Economic Impact of Historic Preservation in Texas: Technical Analysis
Publication Year: 2015

Economic Impact of Historic Preservation in Texas: Technical Analysis


Holleran, M., Oden, M., Lahr, M., & Listokin, D. (2015) Economic Impact of Historic Preservation in Texas: Technical Analysis. School of Architecture at the University of Texas at Austin and the Center for Urban Policy Research, Edward J. Bloustein School of Planning & Public Policy, Rutgers, The State University of New Jersey

Texans are proud of the state’s rich and diverse heritage and are committed to the continued economic growth that is a vital part of that heritage. Historic preservation is not an alternative to economic growth but a key component of it.

The Texas Historical Commission (THC) in 1999 commissioned a study (a collaboration between Rutgers University and UT-Austin) that quantified the economic contributions of historic preservation in Texas. The 1999 study became one of the earliest and most comprehensive research efforts on this topic in the United States. This 20151 study updates the economic impact investigation, and expands it to include programs launched since 1999. Once again, UT-Austin and Rutgers University collaborate on this 2015 study.

The 2015 study includes quantitative economic impact investigation (detailed shortly) as well as qualitative case studies and other research. This technical report focuses on the quantitative economic impact analysis. This research focuses on applying an advanced economic analysis tool, the Preservation Economic Impact Model (PEIM), developed by Rutgers to quantify the total impacts of historic preservation, encompassing both direct and secondary economic effects. (Full details on the economic models are found at Appendix B.) To illustrate: lumber purchased at a hardware store for historic rehabilitation is a direct impact. Secondary impacts include purchases by the mill that produced the lumber and the household expenditures of the workers at both the mill and the hardware store.

Economists estimate direct and secondary impacts, which sum to total impacts using an input- output (I-O) model. The PEIM is a sophisticated I-O model specifically tailored to be applied in historic preservation applications. The results of the PEIM include many fields of data.
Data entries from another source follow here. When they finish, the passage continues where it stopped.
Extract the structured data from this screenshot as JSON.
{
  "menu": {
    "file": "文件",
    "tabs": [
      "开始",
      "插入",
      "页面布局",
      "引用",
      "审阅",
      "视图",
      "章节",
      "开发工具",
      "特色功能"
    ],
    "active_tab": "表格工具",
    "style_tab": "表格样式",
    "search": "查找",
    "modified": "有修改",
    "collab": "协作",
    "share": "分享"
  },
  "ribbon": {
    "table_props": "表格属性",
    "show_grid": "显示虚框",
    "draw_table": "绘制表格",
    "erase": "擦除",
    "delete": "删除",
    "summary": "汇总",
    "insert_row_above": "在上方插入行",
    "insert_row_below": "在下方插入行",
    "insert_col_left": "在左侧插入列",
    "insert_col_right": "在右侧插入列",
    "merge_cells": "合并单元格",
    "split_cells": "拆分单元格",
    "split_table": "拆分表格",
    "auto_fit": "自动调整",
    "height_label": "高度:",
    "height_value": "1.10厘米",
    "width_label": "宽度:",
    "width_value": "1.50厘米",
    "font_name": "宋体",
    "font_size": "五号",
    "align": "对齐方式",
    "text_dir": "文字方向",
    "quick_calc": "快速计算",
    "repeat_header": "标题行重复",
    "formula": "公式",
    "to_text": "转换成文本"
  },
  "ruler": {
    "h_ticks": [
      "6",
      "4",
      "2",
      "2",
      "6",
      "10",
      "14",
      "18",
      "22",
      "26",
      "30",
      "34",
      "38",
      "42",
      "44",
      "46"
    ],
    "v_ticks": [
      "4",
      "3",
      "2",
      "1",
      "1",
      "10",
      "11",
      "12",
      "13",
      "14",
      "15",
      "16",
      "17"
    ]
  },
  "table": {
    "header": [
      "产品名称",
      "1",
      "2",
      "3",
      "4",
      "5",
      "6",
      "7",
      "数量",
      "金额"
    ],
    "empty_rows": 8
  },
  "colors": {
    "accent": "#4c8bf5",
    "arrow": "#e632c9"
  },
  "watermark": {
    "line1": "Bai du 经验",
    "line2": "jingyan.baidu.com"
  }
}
The fields most relevant to this study are the following:

  • JOBS: Employment, both part- and full-time, by place of work, estimated using the typical job characteristics of each industry.
  • INCOME: “Earned” or labor income; specifically, wages, salaries, and proprietor income.
  • WEALTH: Value-added—the sub-national equivalent of gross domestic product (GDP).
  • OUTPUT: The value of shipments, as reported in the Economic Census.2
  • TAXES: Tax revenues generated by the activity, which include taxes to the federal government and to state and local governments.3
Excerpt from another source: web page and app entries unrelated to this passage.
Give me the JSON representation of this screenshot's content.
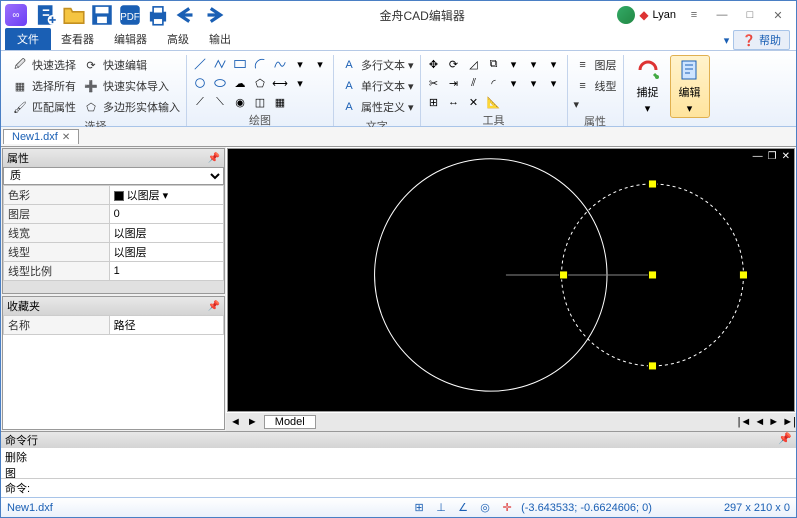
{
  "app": {
    "title": "金舟CAD编辑器"
  },
  "user": {
    "name": "Lyan"
  },
  "win": {
    "menu": "≡",
    "min": "—",
    "max": "□",
    "close": "✕"
  },
  "qat": [
    "new",
    "open",
    "save",
    "pdf",
    "print",
    "undo",
    "redo"
  ],
  "tabs": {
    "file": "文件",
    "viewer": "查看器",
    "editor": "编辑器",
    "advanced": "高级",
    "output": "输出"
  },
  "help": {
    "label": "帮助"
  },
  "ribbon": {
    "select": {
      "label": "选择",
      "quick": "快速选择",
      "edit_quick": "快速编辑",
      "all": "选择所有",
      "ent_import": "快速实体导入",
      "match": "匹配属性",
      "poly_import": "多边形实体输入"
    },
    "draw": {
      "label": "绘图"
    },
    "text": {
      "label": "文字",
      "multi": "多行文本",
      "single": "单行文本",
      "attr": "属性定义"
    },
    "tools": {
      "label": "工具"
    },
    "props": {
      "label": "属性",
      "layer": "图层",
      "linetype": "线型"
    },
    "capture": {
      "label": "捕捉"
    },
    "edit": {
      "label": "编辑"
    }
  },
  "doc": {
    "name": "New1.dxf",
    "close": "✕"
  },
  "left": {
    "props_hdr": "属性",
    "combo": "质",
    "rows": {
      "color_k": "色彩",
      "color_v": "以图层",
      "layer_k": "图层",
      "layer_v": "0",
      "lw_k": "线宽",
      "lw_v": "以图层",
      "lt_k": "线型",
      "lt_v": "以图层",
      "ls_k": "线型比例",
      "ls_v": "1"
    },
    "fav_hdr": "收藏夹",
    "fav_cols": {
      "name": "名称",
      "path": "路径"
    }
  },
  "model": {
    "arrow_l": "◄",
    "arrow_r": "►",
    "tab": "Model",
    "nav": "|◄ ◄ ► ►|"
  },
  "cmd": {
    "hdr": "命令行",
    "out": "删除\n图",
    "prompt": "命令:"
  },
  "status": {
    "file": "New1.dxf",
    "coords": "(-3.643533; -0.6624606; 0)",
    "dims": "297 x 210 x 0"
  },
  "colors": {
    "accent": "#1a5fb4"
  }
}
Subject Areas

Urban Policy
Additional Topics
Historical Preservation | Texas